» **ACTION ITEM**
Using the data below, copy every line that contains the word "Зняття".
'''
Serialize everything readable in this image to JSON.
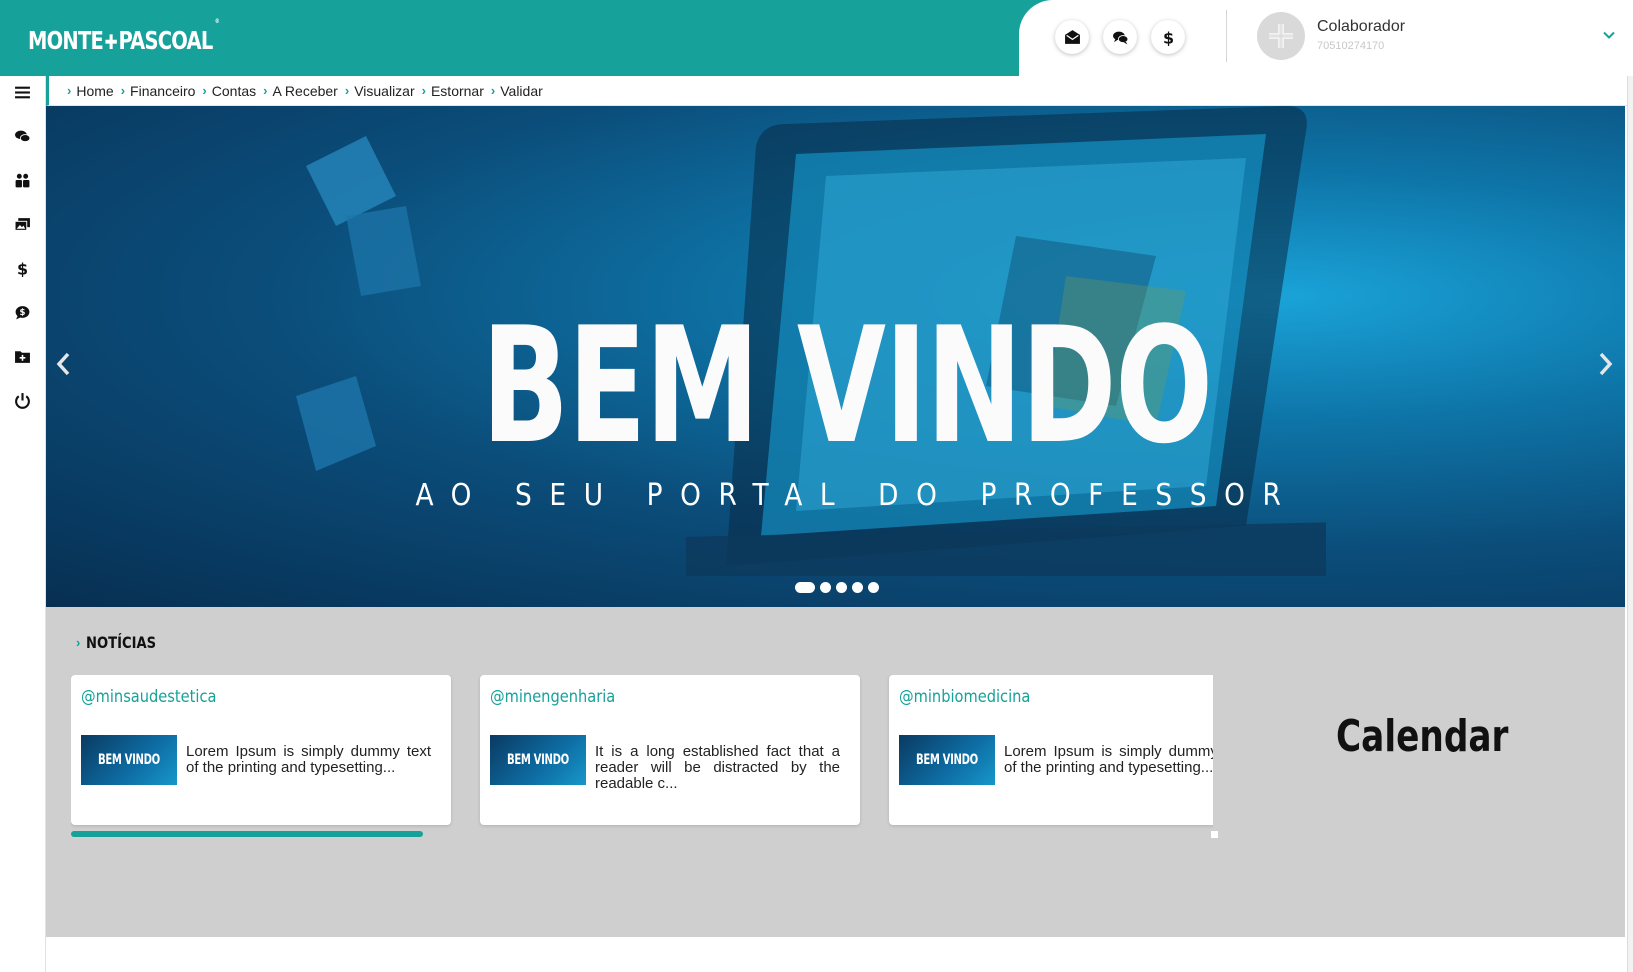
{
  "brand": {
    "logo_left": "MONTE",
    "logo_cross": "✚",
    "logo_right": "PASCOAL",
    "logo_mark": "®",
    "color": "#16a19a"
  },
  "header": {
    "icons": [
      "envelope-open-icon",
      "chat-bubbles-icon",
      "dollar-icon"
    ],
    "user": {
      "name": "Colaborador",
      "id": "70510274170"
    }
  },
  "sidebar": {
    "items": [
      "menu-icon",
      "comments-icon",
      "users-icon",
      "images-icon",
      "dollar-icon",
      "money-chat-icon",
      "folder-plus-icon",
      "power-icon"
    ]
  },
  "breadcrumb": [
    "Home",
    "Financeiro",
    "Contas",
    "A Receber",
    "Visualizar",
    "Estornar",
    "Validar"
  ],
  "hero": {
    "title": "BEM VINDO",
    "subtitle": "AO SEU PORTAL DO PROFESSOR",
    "slide_count": 5,
    "active_slide": 1
  },
  "news": {
    "heading": "NOTÍCIAS",
    "cards": [
      {
        "handle": "@minsaudestetica",
        "thumb": "BEM VINDO",
        "text": "Lorem Ipsum is simply dummy text of the printing and typesetting..."
      },
      {
        "handle": "@minengenharia",
        "thumb": "BEM VINDO",
        "text": "It is a long established fact that a reader will be distracted by the readable c..."
      },
      {
        "handle": "@minbiomedicina",
        "thumb": "BEM VINDO",
        "text": "Lorem Ipsum is simply dummy text of the printing and typesetting..."
      }
    ],
    "calendar_title": "Calendar"
  }
}
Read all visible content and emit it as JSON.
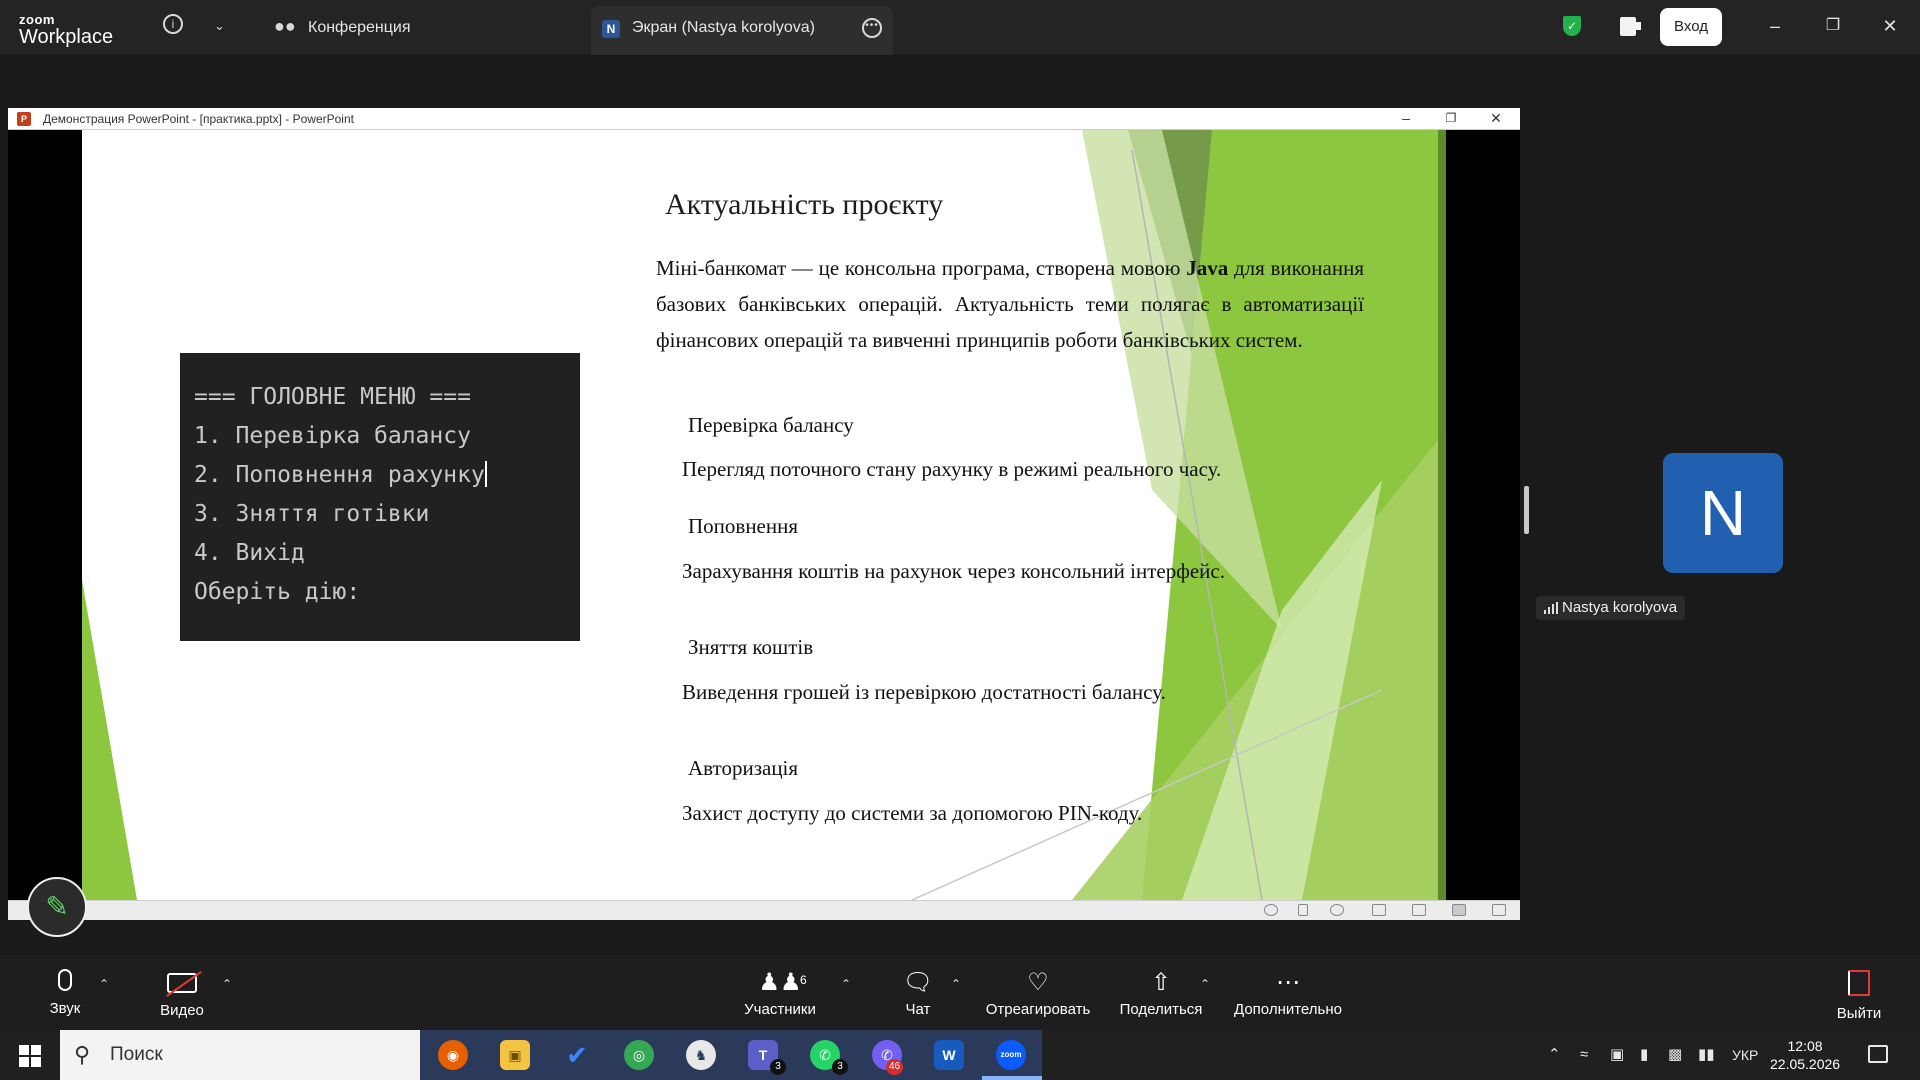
{
  "zoom": {
    "logo_top": "zoom",
    "logo_bottom": "Workplace",
    "tab_conference": "Конференция",
    "tab_screen": "Экран (Nastya korolyova)",
    "screen_badge": "N",
    "login_button": "Вход",
    "accent_color": "#0b5cff"
  },
  "ppt": {
    "window_title": "Демонстрация PowerPoint - [практика.pptx] - PowerPoint",
    "slide": {
      "title": "Актуальність проєкту",
      "intro_before_bold": "Міні-банкомат — це консольна програма, створена мовою ",
      "intro_bold": "Java",
      "intro_after_bold": " для виконання базових банківських операцій. Актуальність теми полягає в автоматизації фінансових операцій та вивченні принципів роботи банківських систем.",
      "features": [
        {
          "heading": "Перевірка балансу",
          "description": "Перегляд поточного стану рахунку в режимі реального часу."
        },
        {
          "heading": "Поповнення",
          "description": "Зарахування коштів на рахунок через консольний інтерфейс."
        },
        {
          "heading": "Зняття коштів",
          "description": "Виведення грошей із перевіркою достатності балансу."
        },
        {
          "heading": "Авторизація",
          "description": "Захист доступу до системи за допомогою PIN-коду."
        }
      ],
      "console_lines": [
        "=== ГОЛОВНЕ МЕНЮ ===",
        "1. Перевірка балансу",
        "2. Поповнення рахунку",
        "3. Зняття готівки",
        "4. Вихід",
        "Оберіть дію:"
      ],
      "accent_green": "#8dc63f"
    }
  },
  "participant": {
    "initial": "N",
    "name": "Nastya korolyova",
    "avatar_color": "#2160b0"
  },
  "controls": {
    "audio": "Звук",
    "video": "Видео",
    "participants": "Участники",
    "participants_count": "6",
    "chat": "Чат",
    "react": "Отреагировать",
    "share": "Поделиться",
    "more": "Дополнительно",
    "leave": "Выйти"
  },
  "taskbar": {
    "search_placeholder": "Поиск",
    "teams_badge": "3",
    "whatsapp_badge": "3",
    "viber_badge": "46",
    "language": "УКР",
    "time": "12:08",
    "date": "22.05.2026"
  }
}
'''
» **ANSWER FOR THE TASK**
          "heading": "Зняття коштів",
        "3. Зняття готівки",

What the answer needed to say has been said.